▶ _Given records_:
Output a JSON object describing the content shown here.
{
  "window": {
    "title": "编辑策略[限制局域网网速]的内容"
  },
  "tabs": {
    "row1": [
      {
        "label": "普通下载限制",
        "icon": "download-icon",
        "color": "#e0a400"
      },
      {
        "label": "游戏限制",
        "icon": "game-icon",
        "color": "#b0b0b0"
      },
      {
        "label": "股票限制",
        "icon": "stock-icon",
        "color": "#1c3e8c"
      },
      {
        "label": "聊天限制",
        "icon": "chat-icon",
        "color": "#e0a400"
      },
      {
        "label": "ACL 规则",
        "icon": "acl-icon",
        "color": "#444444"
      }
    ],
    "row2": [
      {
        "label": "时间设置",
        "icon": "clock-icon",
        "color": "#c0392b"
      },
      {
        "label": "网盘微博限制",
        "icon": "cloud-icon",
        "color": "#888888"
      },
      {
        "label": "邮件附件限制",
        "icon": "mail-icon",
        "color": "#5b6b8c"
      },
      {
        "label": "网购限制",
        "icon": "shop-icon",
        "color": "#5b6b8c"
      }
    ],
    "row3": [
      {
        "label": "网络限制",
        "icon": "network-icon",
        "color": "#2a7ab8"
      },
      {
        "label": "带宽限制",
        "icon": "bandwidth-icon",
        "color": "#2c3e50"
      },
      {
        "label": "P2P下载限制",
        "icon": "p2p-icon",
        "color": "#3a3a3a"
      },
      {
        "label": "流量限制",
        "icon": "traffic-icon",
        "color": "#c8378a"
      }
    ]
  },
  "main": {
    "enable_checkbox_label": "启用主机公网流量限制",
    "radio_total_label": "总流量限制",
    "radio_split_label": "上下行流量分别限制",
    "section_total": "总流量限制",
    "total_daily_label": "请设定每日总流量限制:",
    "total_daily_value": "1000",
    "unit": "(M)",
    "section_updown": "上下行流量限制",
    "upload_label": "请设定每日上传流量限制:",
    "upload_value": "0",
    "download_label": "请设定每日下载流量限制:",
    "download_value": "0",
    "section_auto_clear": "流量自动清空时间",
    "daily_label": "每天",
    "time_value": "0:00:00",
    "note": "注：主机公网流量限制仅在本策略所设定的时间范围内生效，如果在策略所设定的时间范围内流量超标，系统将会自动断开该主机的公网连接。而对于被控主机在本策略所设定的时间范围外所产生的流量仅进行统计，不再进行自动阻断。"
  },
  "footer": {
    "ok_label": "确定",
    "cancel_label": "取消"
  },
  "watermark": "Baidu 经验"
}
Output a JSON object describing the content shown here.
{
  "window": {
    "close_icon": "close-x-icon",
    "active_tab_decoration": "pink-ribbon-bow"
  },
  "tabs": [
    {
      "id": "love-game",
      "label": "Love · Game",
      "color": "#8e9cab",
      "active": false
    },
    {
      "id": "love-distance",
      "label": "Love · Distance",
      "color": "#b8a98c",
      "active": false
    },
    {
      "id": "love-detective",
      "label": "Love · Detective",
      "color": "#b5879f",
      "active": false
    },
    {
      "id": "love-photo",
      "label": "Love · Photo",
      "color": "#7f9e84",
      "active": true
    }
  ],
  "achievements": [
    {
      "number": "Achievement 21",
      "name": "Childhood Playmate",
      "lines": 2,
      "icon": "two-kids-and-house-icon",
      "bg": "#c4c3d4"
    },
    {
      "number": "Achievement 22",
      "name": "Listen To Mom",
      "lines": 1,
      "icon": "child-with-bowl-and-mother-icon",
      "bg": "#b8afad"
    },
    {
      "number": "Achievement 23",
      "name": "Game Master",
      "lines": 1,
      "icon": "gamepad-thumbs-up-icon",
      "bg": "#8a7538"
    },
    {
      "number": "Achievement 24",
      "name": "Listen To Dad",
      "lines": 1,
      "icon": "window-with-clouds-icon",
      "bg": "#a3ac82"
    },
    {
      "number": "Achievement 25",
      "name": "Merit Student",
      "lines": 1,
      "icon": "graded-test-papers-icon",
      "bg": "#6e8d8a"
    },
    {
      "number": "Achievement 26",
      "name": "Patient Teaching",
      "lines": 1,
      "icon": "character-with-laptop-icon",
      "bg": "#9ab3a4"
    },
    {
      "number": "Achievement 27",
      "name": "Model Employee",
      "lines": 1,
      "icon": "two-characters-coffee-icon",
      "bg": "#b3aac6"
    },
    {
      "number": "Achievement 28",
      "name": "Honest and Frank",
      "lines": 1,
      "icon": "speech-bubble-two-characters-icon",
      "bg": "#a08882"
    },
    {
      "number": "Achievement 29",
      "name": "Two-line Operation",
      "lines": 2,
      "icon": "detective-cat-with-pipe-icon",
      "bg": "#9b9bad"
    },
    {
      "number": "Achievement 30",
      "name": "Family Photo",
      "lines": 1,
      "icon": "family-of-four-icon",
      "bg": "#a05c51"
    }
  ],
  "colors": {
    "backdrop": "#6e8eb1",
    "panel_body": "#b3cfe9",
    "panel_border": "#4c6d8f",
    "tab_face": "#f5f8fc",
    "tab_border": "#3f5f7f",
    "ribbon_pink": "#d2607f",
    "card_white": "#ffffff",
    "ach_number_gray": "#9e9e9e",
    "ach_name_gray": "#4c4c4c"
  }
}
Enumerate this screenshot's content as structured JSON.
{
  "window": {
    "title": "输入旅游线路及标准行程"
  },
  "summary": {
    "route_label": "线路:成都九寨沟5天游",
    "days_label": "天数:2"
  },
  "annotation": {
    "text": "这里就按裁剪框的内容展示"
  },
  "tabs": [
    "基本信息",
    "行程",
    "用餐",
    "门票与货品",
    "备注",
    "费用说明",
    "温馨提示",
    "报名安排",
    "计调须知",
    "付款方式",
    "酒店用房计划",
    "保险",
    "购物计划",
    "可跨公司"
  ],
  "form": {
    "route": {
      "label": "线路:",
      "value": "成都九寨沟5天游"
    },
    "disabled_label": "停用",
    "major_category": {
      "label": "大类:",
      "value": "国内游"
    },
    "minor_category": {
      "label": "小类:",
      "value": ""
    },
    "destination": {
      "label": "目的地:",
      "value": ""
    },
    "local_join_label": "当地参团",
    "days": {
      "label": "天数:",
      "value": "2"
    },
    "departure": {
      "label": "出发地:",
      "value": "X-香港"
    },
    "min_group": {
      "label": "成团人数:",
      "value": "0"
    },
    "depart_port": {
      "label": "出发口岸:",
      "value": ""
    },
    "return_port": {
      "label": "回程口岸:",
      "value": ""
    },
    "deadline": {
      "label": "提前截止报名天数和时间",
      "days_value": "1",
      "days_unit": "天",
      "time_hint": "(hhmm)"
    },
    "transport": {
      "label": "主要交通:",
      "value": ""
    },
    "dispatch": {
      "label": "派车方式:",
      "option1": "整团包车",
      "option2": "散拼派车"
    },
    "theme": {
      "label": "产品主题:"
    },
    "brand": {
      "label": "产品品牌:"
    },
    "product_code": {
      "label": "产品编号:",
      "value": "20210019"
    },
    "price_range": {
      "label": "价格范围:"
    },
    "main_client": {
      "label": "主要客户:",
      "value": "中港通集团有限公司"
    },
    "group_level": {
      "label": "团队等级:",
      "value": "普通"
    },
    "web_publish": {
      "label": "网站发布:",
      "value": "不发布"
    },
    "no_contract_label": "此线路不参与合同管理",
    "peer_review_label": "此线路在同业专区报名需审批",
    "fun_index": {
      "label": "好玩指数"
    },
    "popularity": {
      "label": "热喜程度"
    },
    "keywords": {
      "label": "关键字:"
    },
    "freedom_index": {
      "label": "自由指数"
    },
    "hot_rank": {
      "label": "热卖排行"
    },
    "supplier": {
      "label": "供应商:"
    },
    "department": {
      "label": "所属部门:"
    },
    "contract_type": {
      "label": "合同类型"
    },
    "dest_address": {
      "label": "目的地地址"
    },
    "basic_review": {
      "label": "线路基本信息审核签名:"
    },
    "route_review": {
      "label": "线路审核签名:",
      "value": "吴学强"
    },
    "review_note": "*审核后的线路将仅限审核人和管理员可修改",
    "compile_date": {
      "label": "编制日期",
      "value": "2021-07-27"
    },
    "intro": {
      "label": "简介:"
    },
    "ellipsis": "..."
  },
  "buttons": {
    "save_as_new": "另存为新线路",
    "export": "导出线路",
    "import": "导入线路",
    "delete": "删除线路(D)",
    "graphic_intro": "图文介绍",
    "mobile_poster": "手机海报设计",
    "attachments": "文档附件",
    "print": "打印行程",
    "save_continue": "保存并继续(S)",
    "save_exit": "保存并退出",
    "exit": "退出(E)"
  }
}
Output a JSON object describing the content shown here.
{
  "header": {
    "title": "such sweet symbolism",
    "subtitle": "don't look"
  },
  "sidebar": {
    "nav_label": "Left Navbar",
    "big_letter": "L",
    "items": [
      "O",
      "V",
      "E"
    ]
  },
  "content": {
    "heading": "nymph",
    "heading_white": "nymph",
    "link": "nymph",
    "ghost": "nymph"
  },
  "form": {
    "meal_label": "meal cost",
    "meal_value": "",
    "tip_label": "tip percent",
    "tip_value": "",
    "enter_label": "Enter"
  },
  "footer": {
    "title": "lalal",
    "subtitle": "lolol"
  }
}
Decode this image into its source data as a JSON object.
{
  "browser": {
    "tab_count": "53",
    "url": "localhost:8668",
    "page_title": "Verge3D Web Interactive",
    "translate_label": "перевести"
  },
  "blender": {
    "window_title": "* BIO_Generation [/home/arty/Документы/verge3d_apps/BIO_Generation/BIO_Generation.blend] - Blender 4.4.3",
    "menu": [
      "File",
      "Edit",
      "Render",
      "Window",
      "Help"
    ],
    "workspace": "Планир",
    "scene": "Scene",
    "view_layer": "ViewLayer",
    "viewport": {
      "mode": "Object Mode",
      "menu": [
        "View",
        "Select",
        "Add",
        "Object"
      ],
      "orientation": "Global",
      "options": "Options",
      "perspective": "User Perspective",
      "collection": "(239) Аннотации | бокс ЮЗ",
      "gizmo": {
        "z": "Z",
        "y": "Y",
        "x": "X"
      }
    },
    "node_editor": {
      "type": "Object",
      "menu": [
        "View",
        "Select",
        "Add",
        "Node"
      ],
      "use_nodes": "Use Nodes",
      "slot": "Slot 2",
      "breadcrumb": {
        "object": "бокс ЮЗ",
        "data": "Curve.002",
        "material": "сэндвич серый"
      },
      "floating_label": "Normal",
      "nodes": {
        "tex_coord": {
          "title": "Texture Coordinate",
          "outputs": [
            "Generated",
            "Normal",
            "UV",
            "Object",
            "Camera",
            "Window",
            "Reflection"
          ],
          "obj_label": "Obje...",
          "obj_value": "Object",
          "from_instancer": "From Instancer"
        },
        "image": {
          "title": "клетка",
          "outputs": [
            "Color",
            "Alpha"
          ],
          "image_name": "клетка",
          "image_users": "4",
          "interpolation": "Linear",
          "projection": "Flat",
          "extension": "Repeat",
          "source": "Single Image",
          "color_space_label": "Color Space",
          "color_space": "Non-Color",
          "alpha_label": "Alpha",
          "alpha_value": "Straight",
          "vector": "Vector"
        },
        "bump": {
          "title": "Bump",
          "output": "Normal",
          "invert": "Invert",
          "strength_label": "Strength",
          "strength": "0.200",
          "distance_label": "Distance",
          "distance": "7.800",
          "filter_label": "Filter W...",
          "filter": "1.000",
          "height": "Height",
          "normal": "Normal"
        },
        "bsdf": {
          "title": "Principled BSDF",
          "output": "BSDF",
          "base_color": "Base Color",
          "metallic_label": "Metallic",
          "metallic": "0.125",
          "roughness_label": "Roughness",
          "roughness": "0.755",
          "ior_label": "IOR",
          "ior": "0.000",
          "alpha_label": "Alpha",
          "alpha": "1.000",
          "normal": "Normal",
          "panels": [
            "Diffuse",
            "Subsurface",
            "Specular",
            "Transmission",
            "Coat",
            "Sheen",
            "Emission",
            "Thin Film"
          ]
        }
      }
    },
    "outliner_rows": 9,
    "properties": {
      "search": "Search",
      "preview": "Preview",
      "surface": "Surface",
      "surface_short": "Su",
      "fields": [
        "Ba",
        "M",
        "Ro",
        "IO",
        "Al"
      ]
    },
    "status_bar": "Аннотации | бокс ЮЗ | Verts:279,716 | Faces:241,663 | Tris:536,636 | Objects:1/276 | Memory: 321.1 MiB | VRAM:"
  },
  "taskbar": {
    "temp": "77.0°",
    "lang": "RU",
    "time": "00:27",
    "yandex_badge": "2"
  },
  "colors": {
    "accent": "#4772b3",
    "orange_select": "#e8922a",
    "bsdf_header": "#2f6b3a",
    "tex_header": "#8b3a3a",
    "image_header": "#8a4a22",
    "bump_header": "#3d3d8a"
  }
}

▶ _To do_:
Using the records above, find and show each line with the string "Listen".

▶ _Solved exercise_:
      "name": "Listen To Mom",
      "name": "Listen To Dad",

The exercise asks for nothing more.